Kurt Theriault is Senior Partner and Chief Marketing Officer of Business Efficacy, a consultancy founded 16 years ago to help companies turn strategies and goals into measurable results.  Kurt has spent the past 13 years in sales, sales management, professional development, marketing and consulting. He is responsible for business and product development and helping spread the word about Business Efficacy’s belief in the importance of sales management’s role in driving sales execution.  Visit Business Efficacy’s website.



  1. […] This post was mentioned on Twitter by JobShoots and JobShoots, JobShoots. JobShoots said: Guest Article: “5 Fundamentals to Help Others Achieve Success,” by Kurt Theriault #news #sales […]

    Pingback by Tweets that mention Guest Article: “5 Fundamentals to Help Others Achieve Success,” by Kurt Theriault « Sales and Sales Management Blog -- — January 8, 2010 @ 1:54 pm | Reply

  2. Five great points Kurt! Each is important and focuses on knowing the individual. I often refer to what you reference as “All about them” as focusing on the WiifT – What’s in it for THEM in everything you do.

    I’d also add that good leaders know that helping others achieve success means making it about them with your time. Do your meetings focus on the company and informationi? Or on helpful information, development opportunities and the chance for the salespeople to share the good, bad and ugly of their efforts? Focusing important time together to advance skill, ability and attitude helps the whole team be more successful.

    Nancy Bleeke

    Comment by Nancy Bleeke — January 20, 2010 @ 11:47 pm | Reply

  3. I think this post is brilliant. I came across your site while trying to find a source for business-related topics. Valuable thoughts and advices. I read your topic with great interest! This is valuable information presented in a clear, concise manner. Thank you for your thoughts; you bring up an interesting point.


    Comment by Knowledge Process Outsourcing India — March 2, 2010 @ 9:07 pm | Reply

RSS feed for comments on this post. TrackBack URI

Leave a Reply

Fill in your details below or click an icon to log in: Logo

You are commenting using your account. Log Out /  Change )

Google+ photo

You are commenting using your Google+ account. Log Out /  Change )

Twitter picture

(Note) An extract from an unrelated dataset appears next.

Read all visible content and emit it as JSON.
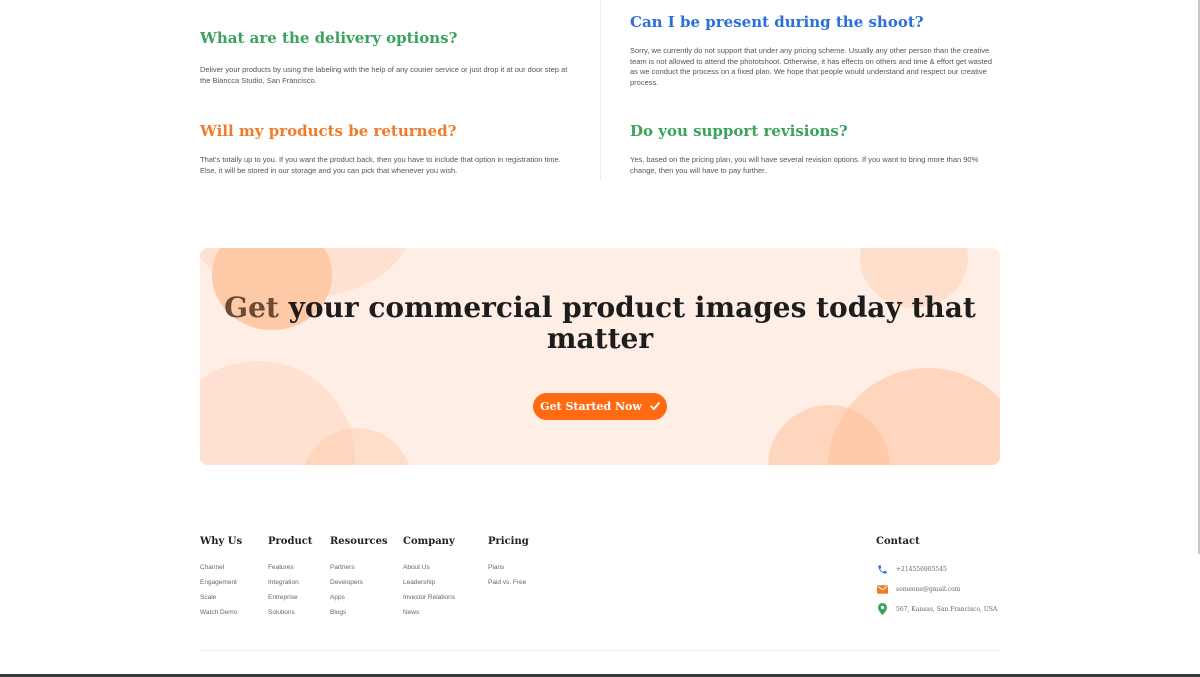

You are commenting using your Twitter account. Log Out /  Change )

Facebook photo

You are commenting using your Facebook account. Log Out /  Change )


Connecting to %s

Blog at

%d bloggers like this: